**Work order**
Return copies of the lines below that mention "JSON".

Extracted records:
--- START ---
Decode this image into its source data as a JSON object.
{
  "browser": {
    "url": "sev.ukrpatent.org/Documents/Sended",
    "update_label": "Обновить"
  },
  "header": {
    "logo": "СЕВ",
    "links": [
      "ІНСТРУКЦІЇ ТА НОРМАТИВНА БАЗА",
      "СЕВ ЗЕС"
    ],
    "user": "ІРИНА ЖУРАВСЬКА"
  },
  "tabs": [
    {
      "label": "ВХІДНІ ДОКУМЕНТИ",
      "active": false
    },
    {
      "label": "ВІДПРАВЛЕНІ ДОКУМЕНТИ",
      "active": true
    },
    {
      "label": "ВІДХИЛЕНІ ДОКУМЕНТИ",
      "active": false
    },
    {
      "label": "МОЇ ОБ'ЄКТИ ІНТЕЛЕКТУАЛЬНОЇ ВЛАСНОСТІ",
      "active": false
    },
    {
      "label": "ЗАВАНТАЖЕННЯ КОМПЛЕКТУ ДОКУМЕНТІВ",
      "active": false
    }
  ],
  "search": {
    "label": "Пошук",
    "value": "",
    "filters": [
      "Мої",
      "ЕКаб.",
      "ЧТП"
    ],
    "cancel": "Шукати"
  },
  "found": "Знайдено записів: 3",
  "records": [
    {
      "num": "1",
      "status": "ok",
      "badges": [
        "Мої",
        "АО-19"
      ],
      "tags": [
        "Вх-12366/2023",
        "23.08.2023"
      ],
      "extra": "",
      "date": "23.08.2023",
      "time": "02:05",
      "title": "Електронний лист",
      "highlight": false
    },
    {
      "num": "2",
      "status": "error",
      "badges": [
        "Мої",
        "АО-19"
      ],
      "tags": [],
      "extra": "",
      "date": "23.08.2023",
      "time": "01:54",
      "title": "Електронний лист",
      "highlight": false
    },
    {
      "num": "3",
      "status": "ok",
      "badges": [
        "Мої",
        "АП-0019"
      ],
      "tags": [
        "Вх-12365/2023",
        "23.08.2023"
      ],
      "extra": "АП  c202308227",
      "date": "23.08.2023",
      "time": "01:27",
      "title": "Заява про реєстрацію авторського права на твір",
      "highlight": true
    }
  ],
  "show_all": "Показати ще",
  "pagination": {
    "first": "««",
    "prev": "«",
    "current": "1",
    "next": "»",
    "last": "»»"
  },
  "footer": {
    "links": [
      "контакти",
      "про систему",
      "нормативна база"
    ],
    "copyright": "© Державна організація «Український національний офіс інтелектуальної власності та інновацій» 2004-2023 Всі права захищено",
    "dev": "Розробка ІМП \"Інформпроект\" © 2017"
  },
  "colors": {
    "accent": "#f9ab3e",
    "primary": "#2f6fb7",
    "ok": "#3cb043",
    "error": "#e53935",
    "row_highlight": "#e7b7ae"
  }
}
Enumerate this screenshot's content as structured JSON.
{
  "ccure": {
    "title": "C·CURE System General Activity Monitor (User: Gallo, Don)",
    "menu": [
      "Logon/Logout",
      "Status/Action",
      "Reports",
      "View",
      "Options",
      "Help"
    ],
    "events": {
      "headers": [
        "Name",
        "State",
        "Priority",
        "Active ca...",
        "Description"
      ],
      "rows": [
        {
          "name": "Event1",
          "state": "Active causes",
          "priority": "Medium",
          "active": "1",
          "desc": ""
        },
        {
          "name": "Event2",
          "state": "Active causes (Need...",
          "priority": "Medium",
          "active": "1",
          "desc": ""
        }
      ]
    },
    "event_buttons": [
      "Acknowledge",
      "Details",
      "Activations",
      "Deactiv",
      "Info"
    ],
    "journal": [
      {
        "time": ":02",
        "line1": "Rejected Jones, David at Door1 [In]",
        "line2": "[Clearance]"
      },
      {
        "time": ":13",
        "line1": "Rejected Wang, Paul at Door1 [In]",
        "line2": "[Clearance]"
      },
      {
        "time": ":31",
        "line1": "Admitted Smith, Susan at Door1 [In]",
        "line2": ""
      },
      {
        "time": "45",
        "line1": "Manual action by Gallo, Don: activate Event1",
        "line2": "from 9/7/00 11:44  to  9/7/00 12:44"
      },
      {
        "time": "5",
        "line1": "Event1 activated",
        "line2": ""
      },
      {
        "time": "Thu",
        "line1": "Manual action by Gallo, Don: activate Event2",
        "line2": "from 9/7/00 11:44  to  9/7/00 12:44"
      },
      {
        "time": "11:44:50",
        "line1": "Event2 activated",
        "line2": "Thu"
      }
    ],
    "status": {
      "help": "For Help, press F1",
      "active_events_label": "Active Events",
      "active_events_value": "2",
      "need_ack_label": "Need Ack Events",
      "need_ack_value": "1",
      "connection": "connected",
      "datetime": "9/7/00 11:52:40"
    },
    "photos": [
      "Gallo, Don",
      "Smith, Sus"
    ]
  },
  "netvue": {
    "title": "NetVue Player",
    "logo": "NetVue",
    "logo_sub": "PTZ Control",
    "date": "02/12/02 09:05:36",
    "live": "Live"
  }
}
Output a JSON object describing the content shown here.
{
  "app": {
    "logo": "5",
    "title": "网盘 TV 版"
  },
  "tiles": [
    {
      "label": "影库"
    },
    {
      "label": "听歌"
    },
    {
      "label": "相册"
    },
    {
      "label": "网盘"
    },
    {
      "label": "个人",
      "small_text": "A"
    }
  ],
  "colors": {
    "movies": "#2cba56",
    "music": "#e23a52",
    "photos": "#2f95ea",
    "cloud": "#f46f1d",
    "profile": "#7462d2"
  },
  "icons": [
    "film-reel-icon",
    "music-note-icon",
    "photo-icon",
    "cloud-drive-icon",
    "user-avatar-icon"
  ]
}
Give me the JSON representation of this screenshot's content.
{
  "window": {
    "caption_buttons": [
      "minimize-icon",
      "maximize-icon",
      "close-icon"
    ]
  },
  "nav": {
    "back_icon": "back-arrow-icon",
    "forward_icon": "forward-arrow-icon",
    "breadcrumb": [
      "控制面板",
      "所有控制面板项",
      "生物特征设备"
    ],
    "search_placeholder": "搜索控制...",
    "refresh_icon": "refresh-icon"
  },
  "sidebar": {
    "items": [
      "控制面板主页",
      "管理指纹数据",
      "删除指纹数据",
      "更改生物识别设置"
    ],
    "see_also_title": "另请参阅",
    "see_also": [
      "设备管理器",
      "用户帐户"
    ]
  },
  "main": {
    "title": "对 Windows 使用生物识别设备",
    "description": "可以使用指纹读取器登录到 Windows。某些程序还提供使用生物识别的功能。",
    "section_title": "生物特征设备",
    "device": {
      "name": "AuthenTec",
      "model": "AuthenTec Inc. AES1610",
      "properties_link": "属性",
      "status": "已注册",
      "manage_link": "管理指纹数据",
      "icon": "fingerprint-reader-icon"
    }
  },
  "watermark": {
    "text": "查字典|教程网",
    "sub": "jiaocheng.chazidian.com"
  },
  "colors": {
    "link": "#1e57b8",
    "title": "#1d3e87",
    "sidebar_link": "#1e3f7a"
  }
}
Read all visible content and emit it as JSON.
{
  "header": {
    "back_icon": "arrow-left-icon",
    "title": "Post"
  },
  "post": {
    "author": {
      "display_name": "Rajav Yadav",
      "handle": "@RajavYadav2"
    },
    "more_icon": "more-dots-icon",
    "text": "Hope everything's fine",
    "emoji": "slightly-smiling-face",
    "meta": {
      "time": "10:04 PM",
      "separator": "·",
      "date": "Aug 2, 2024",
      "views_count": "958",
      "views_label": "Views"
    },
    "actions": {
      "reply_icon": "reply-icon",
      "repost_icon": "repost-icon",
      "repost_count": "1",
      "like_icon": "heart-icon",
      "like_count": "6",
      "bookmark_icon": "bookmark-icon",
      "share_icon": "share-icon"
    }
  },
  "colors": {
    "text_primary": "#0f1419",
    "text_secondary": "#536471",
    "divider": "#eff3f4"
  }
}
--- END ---
**Output for this task**
Decode this image into its source data as a JSON object.
Enumerate this screenshot's content as structured JSON.
Output a JSON object describing the content shown here.
Give me the JSON representation of this screenshot's content.
Read all visible content and emit it as JSON.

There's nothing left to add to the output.